Around the world, the impact of the pandemic has strongly exerted its economic effects by crippling the services sector; in the case of Thailand, this emerges very clearly in relation to the strong role of the tourism industry in the country. For Thailand, tourism revenues are a structurally important component of GDP: in 2019 they exceeded 11.3%. Thailand's Ministry of Tourism and Sports estimated that, in the year of the great pandemic, tourist arrivals in the country fell by 83% compared to the previous year - from nearly 40 million tourists in 2019 to 6.7 million in 2020.
Against a backdrop of stalled tourism, the current account balance was affected: although the goods balance remained in positive territory - indeed even increased - during 2020, due to a drop in imports (-13.5% year-on-year) that more than offset that of exports (-6.6%), the balance of services and primary/secondary income entered sharply into negative territory, as shown in the chart below. The overall effect on the current account balance was a fall of more than 50% compared to the previous year.

Thailand: current account balance, goods and services

Although the fall in the current account balance in 2020 dented a historic source of support for the currency, the baht exchange rate has been relatively resilient. A phase of stability between summer and autumn was followed by a new phase of strengthening against the dollar in the last months of 2020. 2021 opened under the banner of stability, with some signs of weakening starting in February.
The currency has certainly benefited from the general phase of market appetite for risk, although the willingness of the central bank to avoid excessive appreciation - so as not to undermine the competitiveness of exports and tourism - is always present.
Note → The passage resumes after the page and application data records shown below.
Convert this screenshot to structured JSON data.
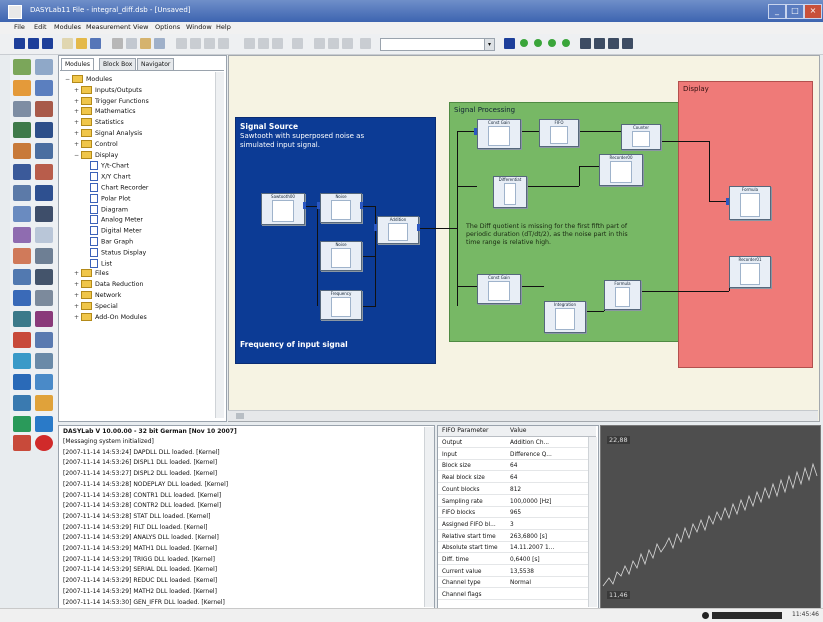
{
  "window": {
    "title": "DASYLab11 File - integral_diff.dsb - [Unsaved]"
  },
  "menu": [
    "File",
    "Edit",
    "Modules",
    "Measurement",
    "View",
    "Options",
    "Window",
    "Help"
  ],
  "tree": {
    "tabs": [
      "Modules",
      "Block Box",
      "Navigator"
    ],
    "items": [
      {
        "label": "Modules",
        "level": 0,
        "kind": "folder",
        "sign": "−"
      },
      {
        "label": "Inputs/Outputs",
        "level": 1,
        "kind": "folder",
        "sign": "+"
      },
      {
        "label": "Trigger Functions",
        "level": 1,
        "kind": "folder",
        "sign": "+"
      },
      {
        "label": "Mathematics",
        "level": 1,
        "kind": "folder",
        "sign": "+"
      },
      {
        "label": "Statistics",
        "level": 1,
        "kind": "folder",
        "sign": "+"
      },
      {
        "label": "Signal Analysis",
        "level": 1,
        "kind": "folder",
        "sign": "+"
      },
      {
        "label": "Control",
        "level": 1,
        "kind": "folder",
        "sign": "+"
      },
      {
        "label": "Display",
        "level": 1,
        "kind": "folder",
        "sign": "−"
      },
      {
        "label": "Y/t-Chart",
        "level": 2,
        "kind": "doc",
        "sign": ""
      },
      {
        "label": "X/Y Chart",
        "level": 2,
        "kind": "doc",
        "sign": ""
      },
      {
        "label": "Chart Recorder",
        "level": 2,
        "kind": "doc",
        "sign": ""
      },
      {
        "label": "Polar Plot",
        "level": 2,
        "kind": "doc",
        "sign": ""
      },
      {
        "label": "Diagram",
        "level": 2,
        "kind": "doc",
        "sign": ""
      },
      {
        "label": "Analog Meter",
        "level": 2,
        "kind": "doc",
        "sign": ""
      },
      {
        "label": "Digital Meter",
        "level": 2,
        "kind": "doc",
        "sign": ""
      },
      {
        "label": "Bar Graph",
        "level": 2,
        "kind": "doc",
        "sign": ""
      },
      {
        "label": "Status Display",
        "level": 2,
        "kind": "doc",
        "sign": ""
      },
      {
        "label": "List",
        "level": 2,
        "kind": "doc",
        "sign": ""
      },
      {
        "label": "Files",
        "level": 1,
        "kind": "folder",
        "sign": "+"
      },
      {
        "label": "Data Reduction",
        "level": 1,
        "kind": "folder",
        "sign": "+"
      },
      {
        "label": "Network",
        "level": 1,
        "kind": "folder",
        "sign": "+"
      },
      {
        "label": "Special",
        "level": 1,
        "kind": "folder",
        "sign": "+"
      },
      {
        "label": "Add-On Modules",
        "level": 1,
        "kind": "folder",
        "sign": "+"
      }
    ]
  },
  "canvas": {
    "signal_source": {
      "title": "Signal Source",
      "subtitle": "Sawtooth with superposed noise as simulated input signal.",
      "footer": "Frequency of input signal"
    },
    "signal_processing": {
      "title": "Signal Processing",
      "note": "The Diff quotient is missing for the first fifth part of periodic duration (dT/dt/2), as the noise part in this time range is relative high."
    },
    "display": {
      "title": "Display"
    },
    "blocks": {
      "sawtooth": "Sawtooth00",
      "noise": "Noise",
      "generator": "Noise",
      "frequency": "Frequency",
      "addition": "Addition",
      "const_gain_a": "Const Gain",
      "fifo": "FIFO",
      "counter": "Counter",
      "differentiation": "Differentiat",
      "recorder_a": "Recorder00",
      "const_gain_b": "Const Gain",
      "integration": "Integration",
      "formula_b": "Formula",
      "formula_display": "Formula",
      "recorder_b": "Recorder01"
    }
  },
  "log": {
    "header": "DASYLab V 10.00.00 - 32 bit German [Nov 10 2007]",
    "lines": [
      "[Messaging system initialized]",
      "[2007-11-14 14:53:24] DAPDLL DLL loaded. [Kernel]",
      "[2007-11-14 14:53:26] DISPL1 DLL loaded. [Kernel]",
      "[2007-11-14 14:53:27] DISPL2 DLL loaded. [Kernel]",
      "[2007-11-14 14:53:28] NODEPLAY DLL loaded. [Kernel]",
      "[2007-11-14 14:53:28] CONTR1 DLL loaded. [Kernel]",
      "[2007-11-14 14:53:28] CONTR2 DLL loaded. [Kernel]",
      "[2007-11-14 14:53:28] STAT DLL loaded. [Kernel]",
      "[2007-11-14 14:53:29] FILT DLL loaded. [Kernel]",
      "[2007-11-14 14:53:29] ANALYS DLL loaded. [Kernel]",
      "[2007-11-14 14:53:29] MATH1 DLL loaded. [Kernel]",
      "[2007-11-14 14:53:29] TRIGG DLL loaded. [Kernel]",
      "[2007-11-14 14:53:29] SERIAL DLL loaded. [Kernel]",
      "[2007-11-14 14:53:29] REDUC DLL loaded. [Kernel]",
      "[2007-11-14 14:53:29] MATH2 DLL loaded. [Kernel]",
      "[2007-11-14 14:53:30] GEN_IFFR DLL loaded. [Kernel]"
    ]
  },
  "fifo": {
    "headers": [
      "FIFO Parameter",
      "Value"
    ],
    "rows": [
      {
        "k": "Output",
        "v": "Addition Ch..."
      },
      {
        "k": "Input",
        "v": "Difference Q..."
      },
      {
        "k": "Block size",
        "v": "64"
      },
      {
        "k": "Real block size",
        "v": "64"
      },
      {
        "k": "Count blocks",
        "v": "812"
      },
      {
        "k": "Sampling rate",
        "v": "100,0000 [Hz]"
      },
      {
        "k": "FIFO blocks",
        "v": "965"
      },
      {
        "k": "Assigned FIFO bl...",
        "v": "3"
      },
      {
        "k": "Relative start time",
        "v": "263,6800 [s]"
      },
      {
        "k": "Absolute start time",
        "v": "14.11.2007 1..."
      },
      {
        "k": "Diff. time",
        "v": "0,6400 [s]"
      },
      {
        "k": "Current value",
        "v": "13,5538"
      },
      {
        "k": "Channel type",
        "v": "Normal"
      },
      {
        "k": "Channel flags",
        "v": ""
      }
    ]
  },
  "recorder": {
    "top_label": "22,88",
    "bottom_label": "11,46"
  },
  "status": {
    "time": "11:45:46"
  },
  "colors": {
    "source": "#0c3b95",
    "processing": "#77b865",
    "display": "#ef7a78"
  }
}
According to recent statements by the Bank of Thailand, the outlook for the country's economic recovery remains largely uncertain: it is linked, in the short term, to the second wave of Covid-19 infections, which has affected Thailand since late December but seems to be now under control. On a broader horizon, the recovery is dependent on the return of tourists (as reported by, the Thai Prime Minister has commissioned a study on the so-called "vaccination passports" for international tourists, to encourage the resumption of tourism), the effectiveness of the vaccination campaign (just started) and the continuation of fiscal support by the government.